Hours before the opening ceremonies Friday, athletes' concerns over the track were brought into the spotlight when 21-year-old luger Nodar Kumaritashvili of the former Soviet republic of Georgia died after a crash during training.
Television replays here at the Main Press Center showed Kumaritashvili skidding over the ice and colliding with an unpadded support pole as he negotiated a curve. (Luge sliders can generate speeds up to 90 miles per hour.)
Bobsledder Steven Holcomb, driver of USA I, nicknamed the course's 13th curve the "50-50" curve because of the odds of a crash.

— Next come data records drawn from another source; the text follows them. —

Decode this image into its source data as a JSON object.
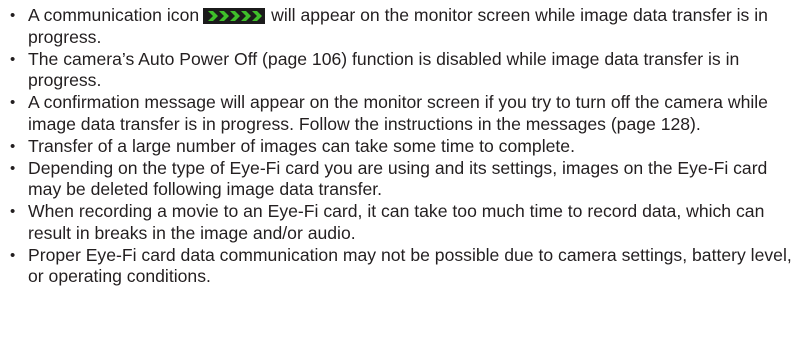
{
  "bullet_char": "•",
  "notes": [
    {
      "before_icon": "A communication icon",
      "after_icon": "will appear on the monitor screen while image data transfer is in progress.",
      "icon": "communication-arrows-icon",
      "icon_colors": {
        "background": "#1b1b1b",
        "arrow": "#3fbf2a"
      }
    },
    {
      "text": "The camera’s Auto Power Off (page 106) function is disabled while image data transfer is in progress."
    },
    {
      "text": "A confirmation message will appear on the monitor screen if you try to turn off the camera while image data transfer is in progress. Follow the instructions in the messages (page 128)."
    },
    {
      "text": "Transfer of a large number of images can take some time to complete."
    },
    {
      "text": "Depending on the type of Eye-Fi card you are using and its settings, images on the Eye-Fi card may be deleted following image data transfer."
    },
    {
      "text": "When recording a movie to an Eye-Fi card, it can take too much time to record data, which can result in breaks in the image and/or audio."
    },
    {
      "text": "Proper Eye-Fi card data communication may not be possible due to camera settings, battery level, or operating conditions."
    }
  ]
}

The fatal crash places the politics of the track in a decidedly different light. Earlier in the winter, the American team complained of the tight restrictions the Canadian team placed on use of the Whistler track, which was seen as an example of simple gamesmanship. The Canadians are expected to do well during the Games and are thought to have limited access to the track to preserve a competitive advantage.
During precompetition interviews Thursday, sliding athletes discussed the difficulties and challenges of navigating the speed of the Whistler track. Generally, the athletes agreed the track was even more dangerous for bobsledders due to the significantly heavier weight of the sled.
Erin Pac, the driver of the second U.S. women's bobsled team sled, crashed on the Whistler track last year.
In light of Kumaritashvili's death, the Canadians undoubtedly will face criticism that with a track of such speed, athletes should have been given more practice time to become familiar with it.
Television replays showed the fatal crash occurring near the end of the track, which many athletes said was the fastest, most difficult part of the run.
"Skeleton racers may be able to 'starfish' and kind of correct themselves because they can put their feet down," U.S. women's bobsled driver Shauna Rohbock said Thursday. "Luge, I would think it would be kind of dangerous for them, and for bobsled, yes, we have round runners on our sleds, and once you try to make a change, it doesn't react instantly, so I think it is the most dangerous of all because of the weight.
"The top of this track is pretty technical, and just from the World Cup last year, watching the sleds come down and watching people make mistakes at the bottom, I noticed that even if you make a mistake down there, it doesn't take time away because everybody is going so fast," Rohbock said. "Everybody is going very, very fast at the bottom."
Howard Bryant is a senior writer for ESPN.com. He is the author of "Shut Out: A Story of Race and Baseball in Boston " and "Juicing the Game: Drugs, Power and the Fight for the Soul of Major League Baseball." He can be reached at Howard.Bryant@espn3.com.